The two 2016 notifications of the government were challenged by various petitioners, including the Advocates Association, Bengaluru, Chidananda Urs and the Samaja Parivartana Samudaya.

“The very constitution of ACB by the government is to shield the corrupt politicians, ministers, and the officers from the watchful eyes of the Lokayukta and that government is weakening the institution of Lokayukta to protect these persons from prosecution, inter alia under the provisions of the PC Act,” the judgment said, according to Bar and Bench.

Karnataka was ruled by the Congress under Siddaramaiah at that time.

The high court has quashed the March 14, 2016, order of the then state government, forming the Anti-Corruption Bureau (ACB) and shifted the cases pending before the ACB to the Lokayukta. Staff of the ACB will be absorbed in the Lokayukta, it directed.

The high court also directed the government to appoint competent persons as Lokayukta and Upa-Lokayukta.

“Absolutely there is no independent application of mind by the state government before passing the impugned executive order and the same is based only on the recommendation made by the DG & IG, thereby the executive order passed by the state government cannot be sustained,” the judgment said.

“The formation of the ACB through an ‘executive order’ is not justified and constitutional,” the judgement said.

The court, while adding that action taken by the ACB so far would stand, did observe that the ACB had not registered any criminal cases against ministers, MPs, MLAs or MLCs and had only registered a few cases against some authorities, according to Bar and Bench‘s report.

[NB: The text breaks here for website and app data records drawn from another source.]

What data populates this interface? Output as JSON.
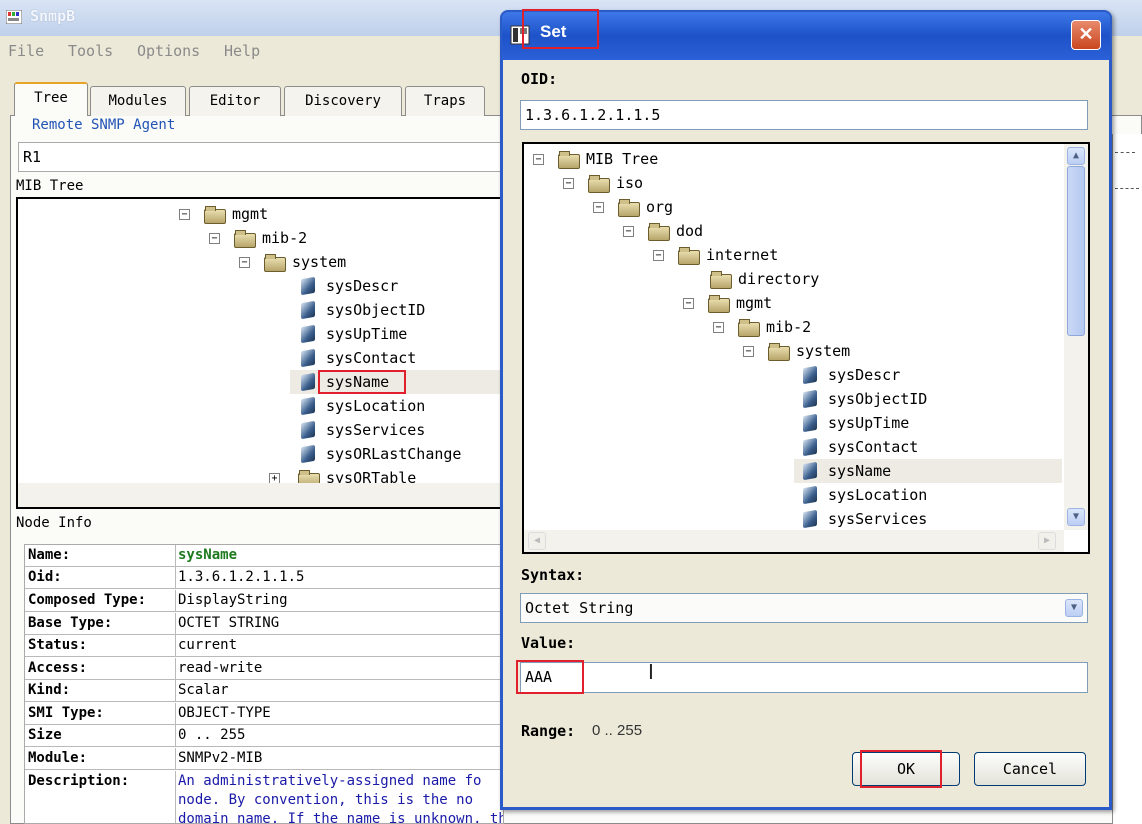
{
  "main": {
    "title": "SnmpB",
    "menu": [
      "File",
      "Tools",
      "Options",
      "Help"
    ],
    "tabs": [
      "Tree",
      "Modules",
      "Editor",
      "Discovery",
      "Traps"
    ],
    "agent_group_label": "Remote SNMP Agent",
    "agent_value": "R1",
    "mib_tree_label": "MIB Tree",
    "tree": {
      "mgmt": "mgmt",
      "mib2": "mib-2",
      "system": "system",
      "leaves": [
        "sysDescr",
        "sysObjectID",
        "sysUpTime",
        "sysContact",
        "sysName",
        "sysLocation",
        "sysServices",
        "sysORLastChange"
      ],
      "table": "sysORTable"
    },
    "node_info_label": "Node Info",
    "node_info": [
      {
        "k": "Name:",
        "v": "sysName"
      },
      {
        "k": "Oid:",
        "v": "1.3.6.1.2.1.1.5"
      },
      {
        "k": "Composed Type:",
        "v": "DisplayString"
      },
      {
        "k": "Base Type:",
        "v": "OCTET STRING"
      },
      {
        "k": "Status:",
        "v": "current"
      },
      {
        "k": "Access:",
        "v": "read-write"
      },
      {
        "k": "Kind:",
        "v": "Scalar"
      },
      {
        "k": "SMI Type:",
        "v": "OBJECT-TYPE"
      },
      {
        "k": "Size",
        "v": "0 .. 255"
      },
      {
        "k": "Module:",
        "v": "SNMPv2-MIB"
      },
      {
        "k": "Description:",
        "v": "An administratively-assigned name fo"
      }
    ],
    "desc_more": [
      "node.  By convention, this is the no",
      "domain name.  If the name is unknown, the value is"
    ]
  },
  "dialog": {
    "title": "Set",
    "close": "✕",
    "oid_label": "OID:",
    "oid_value": "1.3.6.1.2.1.1.5",
    "tree": {
      "root": "MIB Tree",
      "iso": "iso",
      "org": "org",
      "dod": "dod",
      "internet": "internet",
      "directory": "directory",
      "mgmt": "mgmt",
      "mib2": "mib-2",
      "system": "system",
      "leaves": [
        "sysDescr",
        "sysObjectID",
        "sysUpTime",
        "sysContact",
        "sysName",
        "sysLocation",
        "sysServices"
      ]
    },
    "syntax_label": "Syntax:",
    "syntax_value": "Octet String",
    "value_label": "Value:",
    "value_value": "AAA",
    "range_label": "Range:",
    "range_value": "0 .. 255",
    "ok": "OK",
    "cancel": "Cancel"
  },
  "colors": {
    "highlight": "#e0202c",
    "name_value": "#1e7a1e",
    "desc_text": "#1a1aa8"
  }
}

The court’s decision comes a month after a judge of the same high court, Justice H.P. Sandesh had said that he was threatened with transfer for hearing a corruption case being handled by the ACB. Justice Sandesh told the ACB’s counsel, “Your ADGP is so powerful,” that another high court judge had also spoken to him of having received threats of transfer.

On July 11, Justice Sandesh issued a written order recording the same. Justice Sandesh had also passed directions to the ACB to produce all closure reports filed since the inception of the ACB.

The Supreme Court eventually stayed some of Justice Sandesh’s directions.